“It’s a chance for the energy companies to get rid of coal and become more competitive, but the question is what does the government wants to do with coal assets,” says Ilona Jedrasik, from ClientEarth, an environmental group. “It’s not clear if the government wants to use the plan to keep coal artificially alive for a long time, somehow subsiding it under the table, as the plan for coal’s phase-out is not yet on the table.”
The danger, however, is that if Poland’s government is not sufficiently ambitious, the market will force its hand. In a stark interview with the Polish newspaper Dziennik Gazeta Prawna two weeks ago, Mr Dabrowski warned that radical decisions and a plan for Poland’s mining and energy sectors were needed, and that PGE could find itself facing collapse in as little as 18 months if no action were taken. “We don’t follow any green ideology, it is pure economics that is forcing us towards transformation,” he told the paper.
Many share his assessment. “When the EU launched its first energy and climate package 10 years ago, people were saying that the EU would abandon this policy, that Germany will not succeed with [its energy transition], and so on,” says Aleksandra Gawlikowska-Fyk, from Forum Energii, a Warsaw-based think-thank.
“But right now the market shows that there is no future for coal and lignite. We cannot pretend any more.
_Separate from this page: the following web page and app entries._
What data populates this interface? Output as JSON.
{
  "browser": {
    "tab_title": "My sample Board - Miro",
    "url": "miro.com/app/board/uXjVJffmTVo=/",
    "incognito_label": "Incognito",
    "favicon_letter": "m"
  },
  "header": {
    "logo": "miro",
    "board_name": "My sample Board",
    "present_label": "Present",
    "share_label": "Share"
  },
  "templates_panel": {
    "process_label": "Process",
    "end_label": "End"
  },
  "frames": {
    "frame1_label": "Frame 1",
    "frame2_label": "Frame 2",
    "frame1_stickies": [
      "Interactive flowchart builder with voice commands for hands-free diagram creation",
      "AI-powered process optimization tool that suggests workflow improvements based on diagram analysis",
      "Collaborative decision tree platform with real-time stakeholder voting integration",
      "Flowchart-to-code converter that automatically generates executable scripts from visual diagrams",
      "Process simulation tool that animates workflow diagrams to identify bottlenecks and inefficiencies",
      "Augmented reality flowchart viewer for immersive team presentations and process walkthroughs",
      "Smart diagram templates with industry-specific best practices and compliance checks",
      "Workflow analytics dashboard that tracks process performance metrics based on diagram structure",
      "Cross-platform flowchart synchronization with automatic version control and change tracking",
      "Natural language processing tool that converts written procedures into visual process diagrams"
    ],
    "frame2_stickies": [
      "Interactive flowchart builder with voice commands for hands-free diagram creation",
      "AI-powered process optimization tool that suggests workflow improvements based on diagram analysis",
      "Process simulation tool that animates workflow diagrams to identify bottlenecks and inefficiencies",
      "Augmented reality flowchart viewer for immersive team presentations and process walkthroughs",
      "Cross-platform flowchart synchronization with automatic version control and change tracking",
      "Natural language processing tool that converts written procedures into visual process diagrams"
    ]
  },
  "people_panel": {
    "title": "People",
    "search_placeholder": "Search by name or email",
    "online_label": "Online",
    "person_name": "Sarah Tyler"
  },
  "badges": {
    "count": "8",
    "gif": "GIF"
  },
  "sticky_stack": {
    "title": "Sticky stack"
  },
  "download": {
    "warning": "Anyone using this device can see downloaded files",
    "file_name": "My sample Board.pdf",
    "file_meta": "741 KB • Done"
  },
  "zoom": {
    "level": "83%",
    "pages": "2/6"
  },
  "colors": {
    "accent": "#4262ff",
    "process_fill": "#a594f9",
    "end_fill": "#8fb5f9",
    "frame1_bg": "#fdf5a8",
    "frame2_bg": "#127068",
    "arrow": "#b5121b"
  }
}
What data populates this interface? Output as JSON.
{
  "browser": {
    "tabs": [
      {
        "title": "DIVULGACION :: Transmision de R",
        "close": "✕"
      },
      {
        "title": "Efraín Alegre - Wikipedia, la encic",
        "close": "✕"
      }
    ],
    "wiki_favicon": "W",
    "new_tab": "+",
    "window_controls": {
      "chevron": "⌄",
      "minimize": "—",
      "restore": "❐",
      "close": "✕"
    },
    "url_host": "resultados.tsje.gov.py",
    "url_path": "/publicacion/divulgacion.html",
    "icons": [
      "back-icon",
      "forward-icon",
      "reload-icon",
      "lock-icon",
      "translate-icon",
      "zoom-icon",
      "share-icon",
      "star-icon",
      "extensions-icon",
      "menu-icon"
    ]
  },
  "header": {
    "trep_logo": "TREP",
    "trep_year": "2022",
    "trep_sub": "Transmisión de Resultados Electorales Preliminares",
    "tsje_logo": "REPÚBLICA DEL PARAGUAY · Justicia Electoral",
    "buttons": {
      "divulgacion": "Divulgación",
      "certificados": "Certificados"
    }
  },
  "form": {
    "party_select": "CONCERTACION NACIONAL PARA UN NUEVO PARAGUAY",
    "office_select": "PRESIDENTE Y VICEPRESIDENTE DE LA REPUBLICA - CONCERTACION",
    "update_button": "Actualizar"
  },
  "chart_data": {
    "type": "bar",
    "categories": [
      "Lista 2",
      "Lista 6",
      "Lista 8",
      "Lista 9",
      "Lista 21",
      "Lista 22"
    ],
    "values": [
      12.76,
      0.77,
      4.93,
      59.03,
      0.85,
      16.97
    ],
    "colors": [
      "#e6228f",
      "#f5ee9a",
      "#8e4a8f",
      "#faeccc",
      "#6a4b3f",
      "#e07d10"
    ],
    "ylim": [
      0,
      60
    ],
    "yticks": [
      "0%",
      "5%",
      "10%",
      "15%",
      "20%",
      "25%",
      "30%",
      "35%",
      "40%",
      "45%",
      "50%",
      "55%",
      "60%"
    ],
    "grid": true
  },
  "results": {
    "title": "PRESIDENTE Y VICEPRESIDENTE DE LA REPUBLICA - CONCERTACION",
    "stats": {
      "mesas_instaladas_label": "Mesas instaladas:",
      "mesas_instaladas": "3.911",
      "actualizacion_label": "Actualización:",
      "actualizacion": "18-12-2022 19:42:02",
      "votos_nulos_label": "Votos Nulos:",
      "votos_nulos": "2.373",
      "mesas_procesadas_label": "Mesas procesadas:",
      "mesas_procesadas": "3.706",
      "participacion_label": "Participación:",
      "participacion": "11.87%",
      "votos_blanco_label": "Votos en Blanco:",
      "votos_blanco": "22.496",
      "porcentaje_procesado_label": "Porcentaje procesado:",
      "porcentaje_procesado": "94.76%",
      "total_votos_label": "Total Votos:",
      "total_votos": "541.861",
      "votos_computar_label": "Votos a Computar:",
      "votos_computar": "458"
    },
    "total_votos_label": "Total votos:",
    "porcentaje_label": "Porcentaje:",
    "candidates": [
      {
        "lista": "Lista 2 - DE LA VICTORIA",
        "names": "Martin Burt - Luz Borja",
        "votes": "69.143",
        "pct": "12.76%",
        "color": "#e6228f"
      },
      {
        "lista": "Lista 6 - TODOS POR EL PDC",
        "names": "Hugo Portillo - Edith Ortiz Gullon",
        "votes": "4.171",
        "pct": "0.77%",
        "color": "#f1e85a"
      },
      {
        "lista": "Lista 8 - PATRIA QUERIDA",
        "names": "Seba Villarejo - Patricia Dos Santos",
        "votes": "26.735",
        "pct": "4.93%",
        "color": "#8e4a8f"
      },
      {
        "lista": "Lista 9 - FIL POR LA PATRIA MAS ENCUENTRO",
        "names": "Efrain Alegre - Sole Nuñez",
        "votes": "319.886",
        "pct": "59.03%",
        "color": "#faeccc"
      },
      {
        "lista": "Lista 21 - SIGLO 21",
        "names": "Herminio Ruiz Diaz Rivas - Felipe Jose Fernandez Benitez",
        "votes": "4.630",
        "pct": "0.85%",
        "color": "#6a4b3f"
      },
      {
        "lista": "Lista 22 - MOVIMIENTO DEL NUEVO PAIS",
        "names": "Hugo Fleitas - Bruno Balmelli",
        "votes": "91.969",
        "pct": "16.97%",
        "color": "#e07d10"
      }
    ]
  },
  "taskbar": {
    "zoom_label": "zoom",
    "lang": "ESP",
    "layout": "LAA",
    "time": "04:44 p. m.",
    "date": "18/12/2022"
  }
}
Not from an economic point of view, nor a political one, nor a social one.”
Silesia: ‘people only lost as a result of the transition’ from coal
In the coal towns around Katowice in the southern Polish region of Silesia, mining has been a way of life for generations, with the sector’s festivals, clubs, uniforms and even orchestras a distinctive part of the social fabric.
“In Silesia, the mine was like a mother who gives life. Everything was concentrated on the mines, and they were a source of support for other industries,” says Marek Jozwiak, who worked as a supervisor at the Makoszowy mine in Zabrze, until it closed in 2016. “Mining was the heart of the system in Silesia. Culture was built around them, even football clubs were owned by them.”
When the Iron Curtain fell in 1989, around 400,000 people worked in the sector, and Poland was one of the world’s biggest producers of the black fuel.
But with many mines unproductive after decades of communist central planning, the transition to capitalism was a wrenching experience for both the industry and Silesia. The sector shrunk dramatically — today it employs around 80,000 people — while regeneration did not keep pace with the closure of old industries.
“Here in Silesia, we still haven’t been able to recover from this transition period at the turn of the century,” says Dominik Kolorz, head of a regional branch of Solidarity. “We have enclaves of exclusion like Bytom, like Swietochłowice, like the southern part of our region around Wodzisław Slaski or Rybnik, where people only lost as a result of transition.”
Many in the region are aware that the big social and economic trends are moving against the sector. But they argue that phasing out coal before 2050 is unrealistic, and that the money on offer from the EU is nowhere near enough to ease the transition.
“In my opinion Europe went too far into climate issues, which are extremely important, forgetting that apart from clean air people also need bread to live,” says Boguslaw Zietek, head of the Sierpien 80 union.